An identifier that is neither "transient" nor "persistent" format is of a more general category referred to for convenience in this documentation as a "custom" identifier. Plugins are included for generating a custom identifier based on an attribute produced by the attribute resolution process. In most cases, this should be sufficient. In unusual scenarios, you could also build your own generator plugin, but this should rarely be necessary.
By default, support for custom identifiers is included in saml-nameid.xml but is only partially configured and commented out (because the specifics are a local matter). In the process outlined below, you will create/uncomment one or more copies of the custom generator bean(s) appropriately, and ensure the underlying source attribute(s) are released to the applicable relying parties.

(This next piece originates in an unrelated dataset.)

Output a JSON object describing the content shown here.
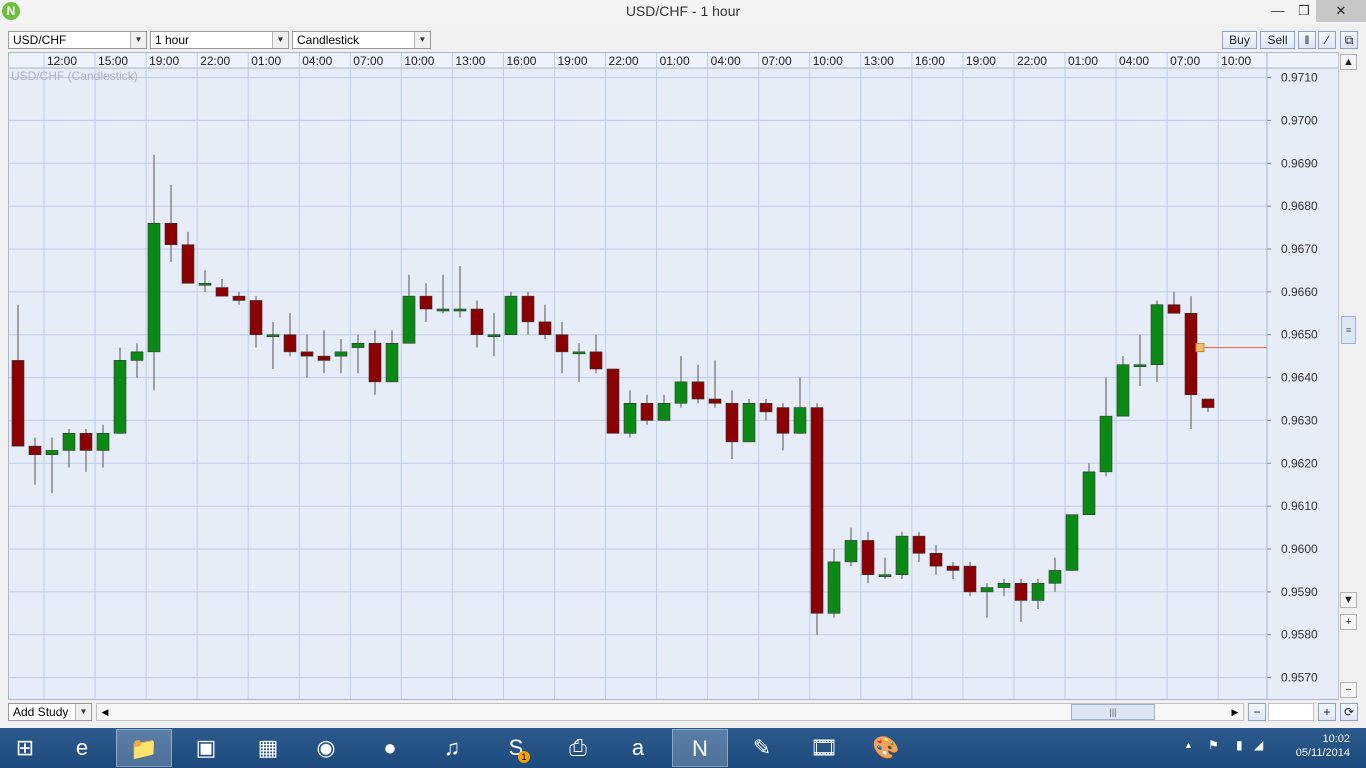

There are no properties relevant to the use of custom identifiers in saml-nameid.properties, so do not be distracted by that content; those settings apply only to the use of "transient" and "persistent" format identifiers.
To support a custom identifier Format, take the following steps:
Determine the Format constant you need to support (note that most of the constants used in SAML contain a "1.1" in the URN and apply to both SAML versions).
If the type of data you want to populate doesn't fit a standard Format, the soundest advice is to use the URI name of the SAML Attribute that applies to the data as the Format.
Choose one or more IdP attributes to use to supply the identifier's value (e.g. "mail"). The first value found (in order listed) will be used.
Configure your attribute filter policy to release the attribute(s) chosen to the relevant SP(s) in whatever way you prefer.
Uncomment or create a generator bean in saml-nameid.xml for SAML 1 and/or SAML 2 as required.
The format property is self-explanatory and must contain a single value per bean. The attributeSourceIds property is a list of attribute IDs to source the value from (the first value found will be used), and you can embed a comma-delimited list of quoted IDs inside the double braces (see SpringConfiguration). Most custom formats in SAML (and otherwise) should leave out the SAML-defined NameQualifier and SPNameQualifier XML attributes and there's a property per above that needs to be set to suppress them.
If you control the SP's metadata (which is very common when this use case arises), the best way to do this is by inserting a <NameIDFormat> element into the metadata.
If you don't control the metadata, then you can add such an element using a NameIDFormatFilter.
As a last resort, a nameIDFormatPrecedence profile configuration property can be applied in a relying party override definition or via MetadataDrivenConfiguration. This is almost certainly more work than the previous two options and should be avoided.
The process above requires that you explicitly release the attribute to use as a source in your filter policy. If you wish, you can avoid this step by using a generator property (useUnfilteredAttributes) that allows an unreleased attribute to be used as a source, but note that doing so creates a sort of "pseudo-policy" exposing information to an SP outside of the normal filtering process, so it can be tricky later to realize what's actually been released to that SP.
Dealing with Conflicting Requirements
Ideally, you should try and avoid scenarios in which you must generate a different kind of data with the same Format for two different SPs. In other words, a given Format should contain the same data regardless of the SP involved. This makes it possible to maintain a simple configuration of any number of generators as above, because the Format chosen will drive the approach used.
If you must deviate from that rule, you can accomodate that by attaching an activationCondition property to a generator bean that triggers based on a particular relying party. In that fashion, you can include multiple generators for a given Format, but limit their use to specific SPs. Since the generators run in order, any generators activated for specific SPs should always come before a generic one for the same Format.
Bear in mind that many vendors make (or more often claim inaccurately to have made) the poor decision to use a Format called urn:oasis:names:tc:SAML:1.1:nameid-format:unspecified, which makes it very difficult to interoperably deal with them. In addition to being, well, unspecified, each vendor may ascribe a totally different set of requirements to that format, making it hard to properly generate without a lot of special rules and configuration.
Shibboleth does not honor this Format when it is encountered in a <NameIDPolicy> element in a request or in an SP's metadata and it is ignored. As a result, if you must support this Format, you must trigger its use with a nameIDFormatPrecedenceprofile configuration property or via MetadataDrivenConfiguration.
We strongly urge deployers to avoid the use of this Format when possible. Note that in many cases when vendors claim to "require" its use, what they really mean (aside from "we're not interested in supporting SAML properly") is that they don't care what Format you use.
You should always start by trying to use a standard Format of some sort that fits the data you need to send. If no standard Format exists for the data, use the URI name of the underlying SAML Attribute as the Format. For example, passing an employee ID should be done using a Format of urn:oid:2.16.840.1.1137188.8.131.52
Beans defined in saml-nameid.xml and related system configuration discussed above follow: